**Recorded data**
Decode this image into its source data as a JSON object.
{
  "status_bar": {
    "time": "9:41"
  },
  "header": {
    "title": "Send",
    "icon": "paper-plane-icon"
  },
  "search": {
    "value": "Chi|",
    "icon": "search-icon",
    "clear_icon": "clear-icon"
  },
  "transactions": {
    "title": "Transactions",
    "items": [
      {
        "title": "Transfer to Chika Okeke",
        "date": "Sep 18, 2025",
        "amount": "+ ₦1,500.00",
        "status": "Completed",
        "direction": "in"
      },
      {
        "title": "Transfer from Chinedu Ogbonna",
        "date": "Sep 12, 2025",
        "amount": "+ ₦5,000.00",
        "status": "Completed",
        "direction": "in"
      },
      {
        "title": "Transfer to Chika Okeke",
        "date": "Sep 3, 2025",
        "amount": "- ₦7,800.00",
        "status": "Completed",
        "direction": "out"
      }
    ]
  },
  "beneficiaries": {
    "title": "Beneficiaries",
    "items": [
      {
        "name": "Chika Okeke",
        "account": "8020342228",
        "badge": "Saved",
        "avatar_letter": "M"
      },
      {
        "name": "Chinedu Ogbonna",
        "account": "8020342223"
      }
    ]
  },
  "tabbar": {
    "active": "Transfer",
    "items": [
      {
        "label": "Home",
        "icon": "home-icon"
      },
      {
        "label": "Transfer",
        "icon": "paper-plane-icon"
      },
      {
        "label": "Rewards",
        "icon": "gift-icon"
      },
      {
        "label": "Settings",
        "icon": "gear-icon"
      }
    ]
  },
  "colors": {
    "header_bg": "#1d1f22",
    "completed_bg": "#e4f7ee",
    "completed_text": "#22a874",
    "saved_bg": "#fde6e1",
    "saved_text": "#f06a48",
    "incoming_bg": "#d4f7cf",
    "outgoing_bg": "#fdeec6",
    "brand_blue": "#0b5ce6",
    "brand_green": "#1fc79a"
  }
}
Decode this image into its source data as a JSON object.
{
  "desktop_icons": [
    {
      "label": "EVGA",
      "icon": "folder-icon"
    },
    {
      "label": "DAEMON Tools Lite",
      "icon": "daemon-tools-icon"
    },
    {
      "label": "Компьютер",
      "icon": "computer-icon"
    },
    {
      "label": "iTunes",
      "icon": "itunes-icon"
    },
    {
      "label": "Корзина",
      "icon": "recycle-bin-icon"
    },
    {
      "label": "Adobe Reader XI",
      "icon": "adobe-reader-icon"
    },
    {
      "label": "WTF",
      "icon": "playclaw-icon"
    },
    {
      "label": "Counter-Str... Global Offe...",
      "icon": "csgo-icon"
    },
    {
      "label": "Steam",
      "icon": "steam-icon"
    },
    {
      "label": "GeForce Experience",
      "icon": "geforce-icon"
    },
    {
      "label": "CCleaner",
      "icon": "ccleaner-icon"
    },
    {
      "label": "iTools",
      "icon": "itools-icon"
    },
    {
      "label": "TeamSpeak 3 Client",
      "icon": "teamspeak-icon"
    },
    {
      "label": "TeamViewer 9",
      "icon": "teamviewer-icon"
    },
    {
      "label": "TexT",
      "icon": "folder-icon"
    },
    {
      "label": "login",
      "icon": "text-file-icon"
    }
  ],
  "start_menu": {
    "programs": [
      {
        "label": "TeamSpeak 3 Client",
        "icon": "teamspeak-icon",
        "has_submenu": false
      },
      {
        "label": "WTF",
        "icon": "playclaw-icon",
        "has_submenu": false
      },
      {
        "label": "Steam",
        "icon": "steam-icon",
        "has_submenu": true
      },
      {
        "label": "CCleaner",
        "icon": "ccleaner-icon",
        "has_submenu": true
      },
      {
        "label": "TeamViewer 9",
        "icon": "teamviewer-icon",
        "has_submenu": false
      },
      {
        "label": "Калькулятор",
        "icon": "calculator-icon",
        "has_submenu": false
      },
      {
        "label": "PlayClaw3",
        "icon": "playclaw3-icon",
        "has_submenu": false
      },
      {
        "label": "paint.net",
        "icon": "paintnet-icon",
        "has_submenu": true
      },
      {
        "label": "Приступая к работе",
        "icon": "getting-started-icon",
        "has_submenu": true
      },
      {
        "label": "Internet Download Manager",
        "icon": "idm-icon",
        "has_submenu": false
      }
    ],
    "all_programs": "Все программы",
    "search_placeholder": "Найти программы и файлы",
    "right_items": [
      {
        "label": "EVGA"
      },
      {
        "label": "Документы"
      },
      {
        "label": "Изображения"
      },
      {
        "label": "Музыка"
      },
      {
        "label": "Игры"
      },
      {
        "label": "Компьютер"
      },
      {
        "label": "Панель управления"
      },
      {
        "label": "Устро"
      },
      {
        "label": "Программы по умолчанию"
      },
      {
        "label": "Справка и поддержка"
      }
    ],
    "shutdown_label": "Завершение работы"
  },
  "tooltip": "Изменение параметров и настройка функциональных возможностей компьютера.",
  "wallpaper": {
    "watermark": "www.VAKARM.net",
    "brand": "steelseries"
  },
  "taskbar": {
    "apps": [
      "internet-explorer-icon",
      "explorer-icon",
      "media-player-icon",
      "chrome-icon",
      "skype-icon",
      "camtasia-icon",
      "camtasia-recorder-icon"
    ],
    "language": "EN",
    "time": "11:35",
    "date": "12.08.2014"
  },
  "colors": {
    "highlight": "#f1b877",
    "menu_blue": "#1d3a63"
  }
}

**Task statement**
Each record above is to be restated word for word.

**Your response**
Decode this image into its source data as a JSON object.
{
  "status_bar": {
    "time": "9:41"
  },
  "header": {
    "title": "Send",
    "icon": "paper-plane-icon"
  },
  "search": {
    "value": "Chi|",
    "icon": "search-icon",
    "clear_icon": "clear-icon"
  },
  "transactions": {
    "title": "Transactions",
    "items": [
      {
        "title": "Transfer to Chika Okeke",
        "date": "Sep 18, 2025",
        "amount": "+ ₦1,500.00",
        "status": "Completed",
        "direction": "in"
      },
      {
        "title": "Transfer from Chinedu Ogbonna",
        "date": "Sep 12, 2025",
        "amount": "+ ₦5,000.00",
        "status": "Completed",
        "direction": "in"
      },
      {
        "title": "Transfer to Chika Okeke",
        "date": "Sep 3, 2025",
        "amount": "- ₦7,800.00",
        "status": "Completed",
        "direction": "out"
      }
    ]
  },
  "beneficiaries": {
    "title": "Beneficiaries",
    "items": [
      {
        "name": "Chika Okeke",
        "account": "8020342228",
        "badge": "Saved",
        "avatar_letter": "M"
      },
      {
        "name": "Chinedu Ogbonna",
        "account": "8020342223"
      }
    ]
  },
  "tabbar": {
    "active": "Transfer",
    "items": [
      {
        "label": "Home",
        "icon": "home-icon"
      },
      {
        "label": "Transfer",
        "icon": "paper-plane-icon"
      },
      {
        "label": "Rewards",
        "icon": "gift-icon"
      },
      {
        "label": "Settings",
        "icon": "gear-icon"
      }
    ]
  },
  "colors": {
    "header_bg": "#1d1f22",
    "completed_bg": "#e4f7ee",
    "completed_text": "#22a874",
    "saved_bg": "#fde6e1",
    "saved_text": "#f06a48",
    "incoming_bg": "#d4f7cf",
    "outgoing_bg": "#fdeec6",
    "brand_blue": "#0b5ce6",
    "brand_green": "#1fc79a"
  }
}
Decode this image into its source data as a JSON object.
{
  "desktop_icons": [
    {
      "label": "EVGA",
      "icon": "folder-icon"
    },
    {
      "label": "DAEMON Tools Lite",
      "icon": "daemon-tools-icon"
    },
    {
      "label": "Компьютер",
      "icon": "computer-icon"
    },
    {
      "label": "iTunes",
      "icon": "itunes-icon"
    },
    {
      "label": "Корзина",
      "icon": "recycle-bin-icon"
    },
    {
      "label": "Adobe Reader XI",
      "icon": "adobe-reader-icon"
    },
    {
      "label": "WTF",
      "icon": "playclaw-icon"
    },
    {
      "label": "Counter-Str... Global Offe...",
      "icon": "csgo-icon"
    },
    {
      "label": "Steam",
      "icon": "steam-icon"
    },
    {
      "label": "GeForce Experience",
      "icon": "geforce-icon"
    },
    {
      "label": "CCleaner",
      "icon": "ccleaner-icon"
    },
    {
      "label": "iTools",
      "icon": "itools-icon"
    },
    {
      "label": "TeamSpeak 3 Client",
      "icon": "teamspeak-icon"
    },
    {
      "label": "TeamViewer 9",
      "icon": "teamviewer-icon"
    },
    {
      "label": "TexT",
      "icon": "folder-icon"
    },
    {
      "label": "login",
      "icon": "text-file-icon"
    }
  ],
  "start_menu": {
    "programs": [
      {
        "label": "TeamSpeak 3 Client",
        "icon": "teamspeak-icon",
        "has_submenu": false
      },
      {
        "label": "WTF",
        "icon": "playclaw-icon",
        "has_submenu": false
      },
      {
        "label": "Steam",
        "icon": "steam-icon",
        "has_submenu": true
      },
      {
        "label": "CCleaner",
        "icon": "ccleaner-icon",
        "has_submenu": true
      },
      {
        "label": "TeamViewer 9",
        "icon": "teamviewer-icon",
        "has_submenu": false
      },
      {
        "label": "Калькулятор",
        "icon": "calculator-icon",
        "has_submenu": false
      },
      {
        "label": "PlayClaw3",
        "icon": "playclaw3-icon",
        "has_submenu": false
      },
      {
        "label": "paint.net",
        "icon": "paintnet-icon",
        "has_submenu": true
      },
      {
        "label": "Приступая к работе",
        "icon": "getting-started-icon",
        "has_submenu": true
      },
      {
        "label": "Internet Download Manager",
        "icon": "idm-icon",
        "has_submenu": false
      }
    ],
    "all_programs": "Все программы",
    "search_placeholder": "Найти программы и файлы",
    "right_items": [
      {
        "label": "EVGA"
      },
      {
        "label": "Документы"
      },
      {
        "label": "Изображения"
      },
      {
        "label": "Музыка"
      },
      {
        "label": "Игры"
      },
      {
        "label": "Компьютер"
      },
      {
        "label": "Панель управления"
      },
      {
        "label": "Устро"
      },
      {
        "label": "Программы по умолчанию"
      },
      {
        "label": "Справка и поддержка"
      }
    ],
    "shutdown_label": "Завершение работы"
  },
  "tooltip": "Изменение параметров и настройка функциональных возможностей компьютера.",
  "wallpaper": {
    "watermark": "www.VAKARM.net",
    "brand": "steelseries"
  },
  "taskbar": {
    "apps": [
      "internet-explorer-icon",
      "explorer-icon",
      "media-player-icon",
      "chrome-icon",
      "skype-icon",
      "camtasia-icon",
      "camtasia-recorder-icon"
    ],
    "language": "EN",
    "time": "11:35",
    "date": "12.08.2014"
  },
  "colors": {
    "highlight": "#f1b877",
    "menu_blue": "#1d3a63"
  }
}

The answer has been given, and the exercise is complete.